The car was initially sold as the Alpine 260 in Europe, where it was believed that the name recognition would serve it well. After all, the Sunbeam Alpine was the first Bond car, appearing in "Dr. No" in 1962. But then the Tiger was featured on the TV spy comedy "Get Smart
" in 1965, and European models would eventually change their name to Tiger as well. The Tiger certainly isn't as well-known as the Cobra, and there is good reason for this, it wasn't as fast. The Cobra was far more powerful and handled better as well, although it was also quite a bit more expensive.
In the end, only about 7,000 Tigers were built, but this was still enough to make the Tiger more commercially successful than the Cobra. It was also a big boost to the Sunbeam brand, serving as a halo car of sorts. Most Tigers were produced with the Mark 1 designation, but the final 536 were designated as Mark 2. The Mark 2 is the most sought-after of Tigers, since these were given the Ford 289 V8, rather than the 260, and horsepower was thus increased to 200. Shelby made a number of Cobra parts available for the Mark 2 as well, and a Tiger fitted with the Cobra's dual four-barrel carburetors could produce 300 horsepower.
Even without the Cobra equipment, the Mark 2 was a full second faster to 60mph than the Mark 1, and 289-equipped cars can be identified by their "Sunbeam V-8" badge, where the rest have a "Powered by Ford 260" badge. The Tiger met a somewhat ridiculous end in 1967. Rootes was taken over that year by Chrysler
, who simply could not allow them to sell a car with a Ford V8, even if it was by far the most significant model which the brand was then currently offering. In order to try and find a solution, it was briefly considered that Sunbeam could simply use a Chrysler V8 instead of Ford's.

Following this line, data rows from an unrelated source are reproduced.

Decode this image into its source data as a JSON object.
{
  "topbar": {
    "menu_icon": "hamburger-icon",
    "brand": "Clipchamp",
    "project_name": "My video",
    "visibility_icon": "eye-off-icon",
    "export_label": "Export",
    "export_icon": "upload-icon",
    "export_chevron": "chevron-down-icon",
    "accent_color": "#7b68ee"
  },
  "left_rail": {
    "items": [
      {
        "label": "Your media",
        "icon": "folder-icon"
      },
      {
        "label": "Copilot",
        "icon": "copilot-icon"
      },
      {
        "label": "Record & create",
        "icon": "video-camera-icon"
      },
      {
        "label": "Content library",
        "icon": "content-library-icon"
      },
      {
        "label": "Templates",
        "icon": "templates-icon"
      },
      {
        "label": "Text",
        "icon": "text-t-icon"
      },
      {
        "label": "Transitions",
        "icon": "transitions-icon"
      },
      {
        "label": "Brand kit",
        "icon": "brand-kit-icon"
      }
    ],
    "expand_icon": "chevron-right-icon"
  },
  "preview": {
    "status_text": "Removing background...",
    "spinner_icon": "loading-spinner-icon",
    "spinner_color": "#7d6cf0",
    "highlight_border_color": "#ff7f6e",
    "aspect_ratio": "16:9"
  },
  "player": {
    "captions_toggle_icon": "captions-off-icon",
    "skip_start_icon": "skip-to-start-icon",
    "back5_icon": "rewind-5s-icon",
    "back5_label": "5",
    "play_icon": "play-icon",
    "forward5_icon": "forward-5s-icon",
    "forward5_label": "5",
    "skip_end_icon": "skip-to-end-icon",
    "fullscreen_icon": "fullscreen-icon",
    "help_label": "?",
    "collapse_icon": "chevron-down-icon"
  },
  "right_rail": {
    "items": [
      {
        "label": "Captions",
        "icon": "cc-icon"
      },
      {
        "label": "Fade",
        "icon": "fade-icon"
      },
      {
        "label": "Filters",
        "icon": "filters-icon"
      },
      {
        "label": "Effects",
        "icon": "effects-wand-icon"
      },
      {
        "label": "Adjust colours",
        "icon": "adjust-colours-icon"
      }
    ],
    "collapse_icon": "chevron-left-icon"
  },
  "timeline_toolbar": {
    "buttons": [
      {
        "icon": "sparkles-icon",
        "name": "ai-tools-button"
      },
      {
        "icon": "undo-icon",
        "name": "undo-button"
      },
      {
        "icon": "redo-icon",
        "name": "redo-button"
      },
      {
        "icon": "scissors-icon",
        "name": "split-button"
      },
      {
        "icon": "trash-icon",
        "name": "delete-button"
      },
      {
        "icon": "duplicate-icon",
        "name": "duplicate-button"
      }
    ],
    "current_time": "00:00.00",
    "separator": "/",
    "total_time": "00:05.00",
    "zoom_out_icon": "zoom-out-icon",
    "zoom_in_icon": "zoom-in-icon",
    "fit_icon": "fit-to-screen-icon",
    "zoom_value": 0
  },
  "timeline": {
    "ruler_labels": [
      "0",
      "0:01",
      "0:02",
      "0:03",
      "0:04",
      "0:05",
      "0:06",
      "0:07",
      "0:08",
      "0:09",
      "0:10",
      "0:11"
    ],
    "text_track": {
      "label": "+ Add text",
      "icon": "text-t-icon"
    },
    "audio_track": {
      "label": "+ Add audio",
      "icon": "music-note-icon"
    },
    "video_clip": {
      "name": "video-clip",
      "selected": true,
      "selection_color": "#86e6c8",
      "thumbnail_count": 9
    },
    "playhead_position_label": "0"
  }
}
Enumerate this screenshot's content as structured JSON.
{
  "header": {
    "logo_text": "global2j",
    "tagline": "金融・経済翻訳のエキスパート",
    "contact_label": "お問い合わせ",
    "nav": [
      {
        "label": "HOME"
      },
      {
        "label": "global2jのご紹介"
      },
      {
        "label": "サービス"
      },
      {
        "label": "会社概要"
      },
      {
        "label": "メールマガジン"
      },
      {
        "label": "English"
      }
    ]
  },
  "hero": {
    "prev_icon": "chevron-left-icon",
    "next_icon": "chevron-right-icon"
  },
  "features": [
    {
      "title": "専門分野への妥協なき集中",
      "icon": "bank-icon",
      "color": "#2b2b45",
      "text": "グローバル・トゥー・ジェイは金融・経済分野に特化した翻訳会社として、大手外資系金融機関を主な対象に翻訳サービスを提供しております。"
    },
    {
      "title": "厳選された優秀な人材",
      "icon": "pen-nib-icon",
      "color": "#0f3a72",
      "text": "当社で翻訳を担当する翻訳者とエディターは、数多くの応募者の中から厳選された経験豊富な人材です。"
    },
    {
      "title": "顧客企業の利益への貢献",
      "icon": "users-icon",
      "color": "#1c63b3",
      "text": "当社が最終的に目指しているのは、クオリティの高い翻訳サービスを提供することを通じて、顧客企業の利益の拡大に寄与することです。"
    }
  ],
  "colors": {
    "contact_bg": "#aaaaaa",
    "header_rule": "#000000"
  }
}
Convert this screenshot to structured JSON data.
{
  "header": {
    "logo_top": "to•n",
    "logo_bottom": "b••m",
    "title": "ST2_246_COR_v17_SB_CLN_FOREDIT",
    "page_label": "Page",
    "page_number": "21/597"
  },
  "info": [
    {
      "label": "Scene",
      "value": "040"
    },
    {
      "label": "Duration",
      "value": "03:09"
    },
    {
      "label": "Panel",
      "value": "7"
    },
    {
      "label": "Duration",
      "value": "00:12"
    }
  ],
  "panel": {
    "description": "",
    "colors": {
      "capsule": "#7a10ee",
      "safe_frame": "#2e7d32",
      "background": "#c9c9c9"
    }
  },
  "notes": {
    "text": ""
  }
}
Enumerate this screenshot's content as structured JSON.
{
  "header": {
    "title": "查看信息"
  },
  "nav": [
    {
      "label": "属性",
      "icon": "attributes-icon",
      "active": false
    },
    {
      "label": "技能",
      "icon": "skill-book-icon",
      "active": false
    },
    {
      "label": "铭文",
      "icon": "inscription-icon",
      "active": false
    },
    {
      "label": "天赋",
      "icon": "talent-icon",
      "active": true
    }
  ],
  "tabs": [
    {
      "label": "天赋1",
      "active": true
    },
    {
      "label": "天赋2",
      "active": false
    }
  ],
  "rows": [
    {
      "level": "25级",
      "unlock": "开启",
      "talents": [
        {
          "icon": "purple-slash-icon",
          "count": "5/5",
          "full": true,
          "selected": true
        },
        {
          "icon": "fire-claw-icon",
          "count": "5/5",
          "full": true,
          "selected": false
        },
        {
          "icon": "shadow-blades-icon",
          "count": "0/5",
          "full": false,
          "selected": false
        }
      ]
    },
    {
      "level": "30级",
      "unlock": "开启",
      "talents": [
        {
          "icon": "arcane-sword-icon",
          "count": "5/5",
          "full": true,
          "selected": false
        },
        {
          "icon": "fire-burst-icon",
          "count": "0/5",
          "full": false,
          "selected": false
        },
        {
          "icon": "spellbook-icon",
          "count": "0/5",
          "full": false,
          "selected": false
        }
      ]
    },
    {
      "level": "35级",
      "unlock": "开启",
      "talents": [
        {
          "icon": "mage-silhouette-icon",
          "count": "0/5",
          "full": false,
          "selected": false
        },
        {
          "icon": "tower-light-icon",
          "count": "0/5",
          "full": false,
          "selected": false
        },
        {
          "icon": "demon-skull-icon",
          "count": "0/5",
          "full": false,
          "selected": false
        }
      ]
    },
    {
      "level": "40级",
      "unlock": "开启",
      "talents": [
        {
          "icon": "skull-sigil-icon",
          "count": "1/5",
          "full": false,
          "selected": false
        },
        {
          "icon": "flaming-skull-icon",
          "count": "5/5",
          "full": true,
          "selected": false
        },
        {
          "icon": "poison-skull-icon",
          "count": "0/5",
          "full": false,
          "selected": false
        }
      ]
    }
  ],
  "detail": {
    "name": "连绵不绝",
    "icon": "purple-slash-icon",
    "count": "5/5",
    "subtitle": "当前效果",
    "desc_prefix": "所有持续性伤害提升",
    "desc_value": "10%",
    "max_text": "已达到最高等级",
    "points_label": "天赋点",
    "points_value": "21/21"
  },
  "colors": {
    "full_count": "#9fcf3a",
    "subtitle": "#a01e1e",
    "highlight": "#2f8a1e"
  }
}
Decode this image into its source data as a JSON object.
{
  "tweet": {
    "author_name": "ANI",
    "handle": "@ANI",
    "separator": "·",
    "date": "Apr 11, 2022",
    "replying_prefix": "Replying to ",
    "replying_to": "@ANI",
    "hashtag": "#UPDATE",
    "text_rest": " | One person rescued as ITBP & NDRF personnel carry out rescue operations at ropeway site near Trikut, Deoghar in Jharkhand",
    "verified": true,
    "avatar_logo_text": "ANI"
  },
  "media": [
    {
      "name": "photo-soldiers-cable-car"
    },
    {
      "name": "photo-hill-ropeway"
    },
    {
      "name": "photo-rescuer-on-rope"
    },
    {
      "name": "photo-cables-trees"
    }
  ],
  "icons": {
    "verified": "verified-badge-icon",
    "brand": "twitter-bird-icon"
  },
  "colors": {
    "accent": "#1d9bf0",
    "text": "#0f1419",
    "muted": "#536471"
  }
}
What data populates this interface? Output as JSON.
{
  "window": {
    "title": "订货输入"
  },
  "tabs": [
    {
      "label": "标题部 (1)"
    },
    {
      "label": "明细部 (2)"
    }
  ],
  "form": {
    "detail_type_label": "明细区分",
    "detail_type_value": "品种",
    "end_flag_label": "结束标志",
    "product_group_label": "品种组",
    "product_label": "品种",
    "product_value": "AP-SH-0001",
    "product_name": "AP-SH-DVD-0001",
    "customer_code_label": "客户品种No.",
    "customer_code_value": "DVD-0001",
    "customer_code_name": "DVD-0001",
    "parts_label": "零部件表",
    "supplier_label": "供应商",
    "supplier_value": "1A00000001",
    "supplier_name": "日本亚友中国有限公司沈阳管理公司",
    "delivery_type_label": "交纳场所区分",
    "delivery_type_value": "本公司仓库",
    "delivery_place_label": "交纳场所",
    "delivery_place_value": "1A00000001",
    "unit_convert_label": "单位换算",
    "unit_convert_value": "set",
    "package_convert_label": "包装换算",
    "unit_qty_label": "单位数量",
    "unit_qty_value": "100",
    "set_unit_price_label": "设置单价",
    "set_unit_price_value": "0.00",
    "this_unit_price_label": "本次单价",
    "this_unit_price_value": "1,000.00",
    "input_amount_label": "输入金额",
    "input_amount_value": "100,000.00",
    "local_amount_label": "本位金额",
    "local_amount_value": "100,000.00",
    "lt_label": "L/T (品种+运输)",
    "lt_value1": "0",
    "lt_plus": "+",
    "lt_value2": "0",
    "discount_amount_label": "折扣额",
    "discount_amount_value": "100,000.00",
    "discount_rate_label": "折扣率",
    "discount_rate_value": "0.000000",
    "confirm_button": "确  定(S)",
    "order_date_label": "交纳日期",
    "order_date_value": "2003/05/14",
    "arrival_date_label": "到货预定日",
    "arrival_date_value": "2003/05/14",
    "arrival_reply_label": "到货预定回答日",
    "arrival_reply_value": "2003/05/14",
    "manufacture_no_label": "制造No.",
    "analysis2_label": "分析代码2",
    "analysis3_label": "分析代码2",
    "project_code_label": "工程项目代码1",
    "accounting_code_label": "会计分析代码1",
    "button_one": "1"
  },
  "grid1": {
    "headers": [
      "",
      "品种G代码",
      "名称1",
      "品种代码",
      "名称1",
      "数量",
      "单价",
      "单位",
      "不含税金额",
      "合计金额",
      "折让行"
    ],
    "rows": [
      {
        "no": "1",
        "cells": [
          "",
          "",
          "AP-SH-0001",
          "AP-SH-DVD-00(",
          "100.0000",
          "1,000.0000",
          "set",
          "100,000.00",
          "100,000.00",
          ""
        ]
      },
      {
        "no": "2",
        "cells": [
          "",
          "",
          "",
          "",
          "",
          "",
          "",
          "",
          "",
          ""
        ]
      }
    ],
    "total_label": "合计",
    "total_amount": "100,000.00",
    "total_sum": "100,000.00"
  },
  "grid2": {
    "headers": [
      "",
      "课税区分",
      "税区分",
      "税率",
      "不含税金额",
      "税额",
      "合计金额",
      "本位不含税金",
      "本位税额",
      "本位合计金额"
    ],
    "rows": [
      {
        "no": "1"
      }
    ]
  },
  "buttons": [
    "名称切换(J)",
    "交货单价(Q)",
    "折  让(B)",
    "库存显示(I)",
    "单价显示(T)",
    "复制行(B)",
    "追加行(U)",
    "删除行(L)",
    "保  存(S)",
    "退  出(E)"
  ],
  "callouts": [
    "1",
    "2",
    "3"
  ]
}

However, the location of the distributer on their small-block V8 and the size of the distributor on their big-block made it impossible to get either under the hood without a good deal of trouble. The car had been significant for Rootes, but for a giant like Chrysler, a car which only sells a couple thousand units per year isn't worth much trouble, and so the car was dumped. The Tiger was a less expensive and more practical alternative to the Shelby Cobra. It might not have been quite as impressive, but to just be mentioned in the same breath as the Cobra is an accomplishment all by itself.